(Exercise objective):
Copy out, from the entries below, each line that holds the string "Quality".

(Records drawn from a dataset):
++++

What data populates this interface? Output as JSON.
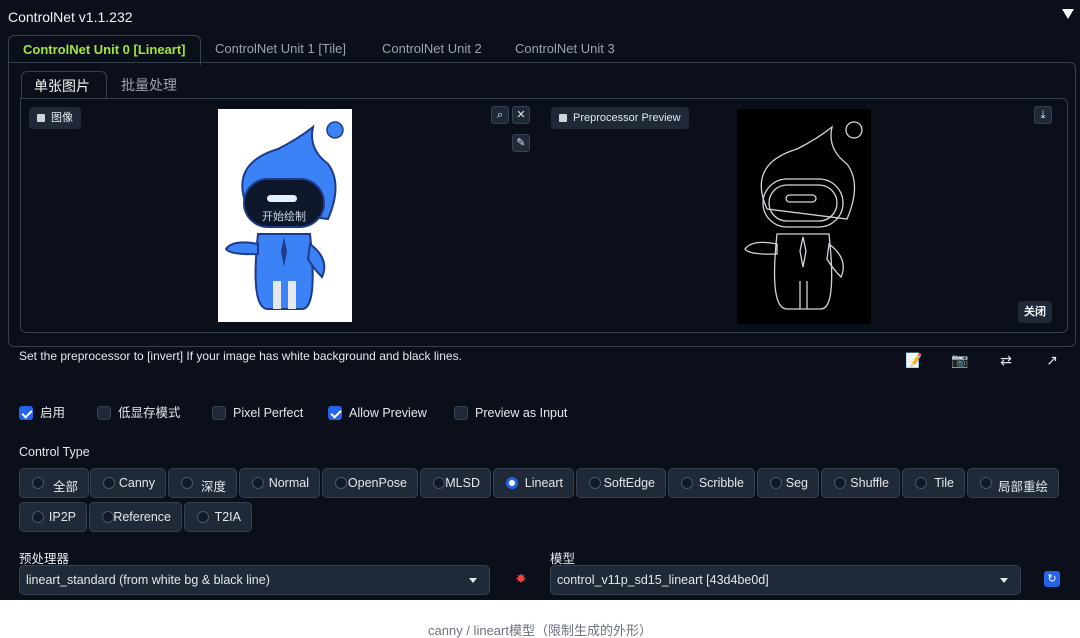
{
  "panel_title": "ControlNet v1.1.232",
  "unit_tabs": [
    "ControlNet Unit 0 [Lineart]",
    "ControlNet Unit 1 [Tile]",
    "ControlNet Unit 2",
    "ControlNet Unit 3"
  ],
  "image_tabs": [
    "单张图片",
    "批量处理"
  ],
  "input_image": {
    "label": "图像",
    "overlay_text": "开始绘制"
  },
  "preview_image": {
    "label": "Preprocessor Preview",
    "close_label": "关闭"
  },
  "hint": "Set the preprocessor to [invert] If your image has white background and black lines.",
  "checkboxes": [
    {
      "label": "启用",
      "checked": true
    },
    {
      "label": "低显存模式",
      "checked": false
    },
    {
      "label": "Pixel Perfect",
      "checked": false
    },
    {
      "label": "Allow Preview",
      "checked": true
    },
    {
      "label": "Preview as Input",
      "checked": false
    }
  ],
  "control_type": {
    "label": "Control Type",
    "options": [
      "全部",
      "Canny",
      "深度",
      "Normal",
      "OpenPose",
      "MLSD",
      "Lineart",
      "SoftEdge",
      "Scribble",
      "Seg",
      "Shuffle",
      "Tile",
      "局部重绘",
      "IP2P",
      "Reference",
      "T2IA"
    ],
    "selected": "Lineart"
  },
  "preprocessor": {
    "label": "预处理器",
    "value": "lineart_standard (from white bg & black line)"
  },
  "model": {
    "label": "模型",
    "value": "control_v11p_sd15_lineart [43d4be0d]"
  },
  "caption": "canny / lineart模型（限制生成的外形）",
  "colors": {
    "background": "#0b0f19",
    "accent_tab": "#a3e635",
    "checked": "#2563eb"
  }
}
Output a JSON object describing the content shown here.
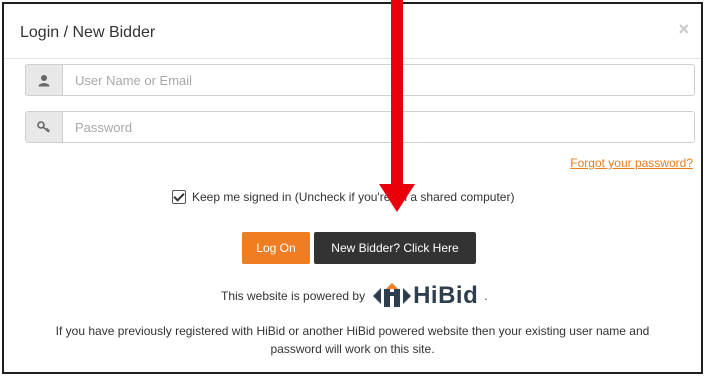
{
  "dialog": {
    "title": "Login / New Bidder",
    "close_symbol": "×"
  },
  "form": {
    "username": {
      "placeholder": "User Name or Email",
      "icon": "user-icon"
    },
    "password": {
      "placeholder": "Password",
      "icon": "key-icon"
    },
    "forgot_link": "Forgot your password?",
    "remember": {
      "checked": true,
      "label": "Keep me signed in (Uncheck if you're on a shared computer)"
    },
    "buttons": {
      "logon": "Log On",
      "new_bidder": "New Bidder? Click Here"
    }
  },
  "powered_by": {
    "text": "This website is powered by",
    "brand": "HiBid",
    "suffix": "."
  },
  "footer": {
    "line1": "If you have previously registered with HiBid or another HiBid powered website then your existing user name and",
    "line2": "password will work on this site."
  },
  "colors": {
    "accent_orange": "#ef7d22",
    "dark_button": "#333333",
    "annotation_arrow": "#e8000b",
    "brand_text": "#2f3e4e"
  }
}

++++

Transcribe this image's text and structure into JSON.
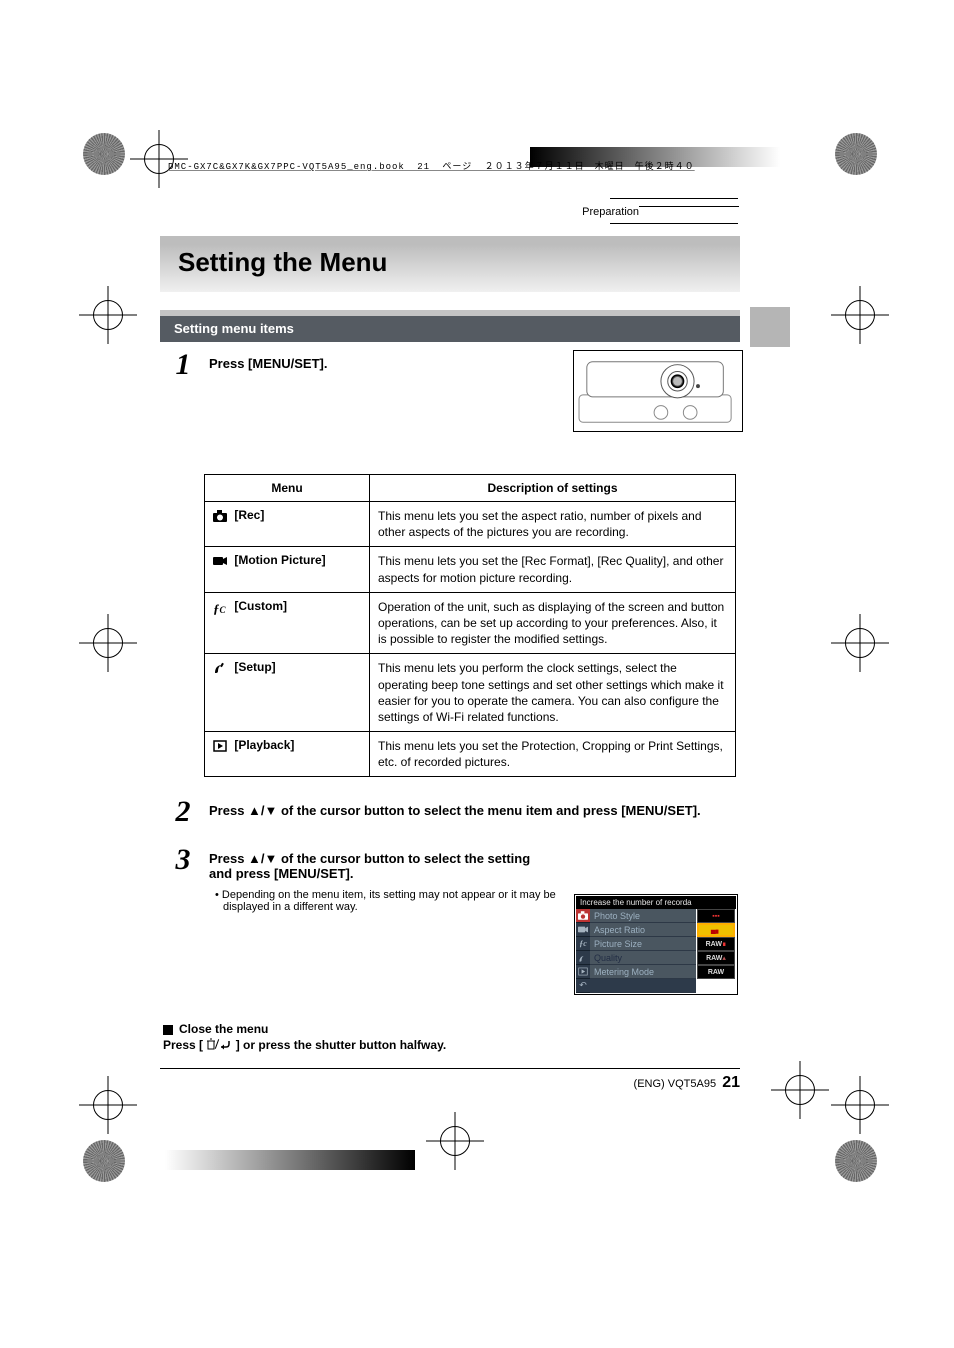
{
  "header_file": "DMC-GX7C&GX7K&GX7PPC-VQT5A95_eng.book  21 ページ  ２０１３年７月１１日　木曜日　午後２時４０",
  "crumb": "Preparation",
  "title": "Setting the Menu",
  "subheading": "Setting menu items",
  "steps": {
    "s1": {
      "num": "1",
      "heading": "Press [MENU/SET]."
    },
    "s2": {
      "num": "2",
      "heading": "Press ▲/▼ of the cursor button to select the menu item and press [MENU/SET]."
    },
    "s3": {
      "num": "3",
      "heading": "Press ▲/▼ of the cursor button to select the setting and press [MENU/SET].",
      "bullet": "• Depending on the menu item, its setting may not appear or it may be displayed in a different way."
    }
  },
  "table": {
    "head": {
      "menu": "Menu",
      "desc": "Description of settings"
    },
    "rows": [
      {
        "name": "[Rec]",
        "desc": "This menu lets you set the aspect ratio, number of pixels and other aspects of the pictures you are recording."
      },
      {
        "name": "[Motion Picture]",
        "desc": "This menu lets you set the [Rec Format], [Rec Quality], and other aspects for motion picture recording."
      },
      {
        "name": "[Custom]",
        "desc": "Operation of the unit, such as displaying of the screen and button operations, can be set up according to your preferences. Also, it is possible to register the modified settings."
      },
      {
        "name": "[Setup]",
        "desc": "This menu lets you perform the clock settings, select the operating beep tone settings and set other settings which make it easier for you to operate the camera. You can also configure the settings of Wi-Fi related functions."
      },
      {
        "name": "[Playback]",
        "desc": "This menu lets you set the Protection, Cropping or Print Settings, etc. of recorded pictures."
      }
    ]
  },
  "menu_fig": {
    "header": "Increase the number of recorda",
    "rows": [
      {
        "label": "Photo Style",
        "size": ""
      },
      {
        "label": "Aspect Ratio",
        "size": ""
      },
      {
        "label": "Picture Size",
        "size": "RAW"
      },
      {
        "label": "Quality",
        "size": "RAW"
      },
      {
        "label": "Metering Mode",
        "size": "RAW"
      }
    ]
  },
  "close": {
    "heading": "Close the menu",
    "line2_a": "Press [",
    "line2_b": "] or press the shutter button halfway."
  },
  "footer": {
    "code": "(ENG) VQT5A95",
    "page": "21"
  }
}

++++

(Written reply):
        "desc": "This menu lets you set the [Rec Format], [Rec Quality], and other aspects for motion picture recording."
        "label": "Quality",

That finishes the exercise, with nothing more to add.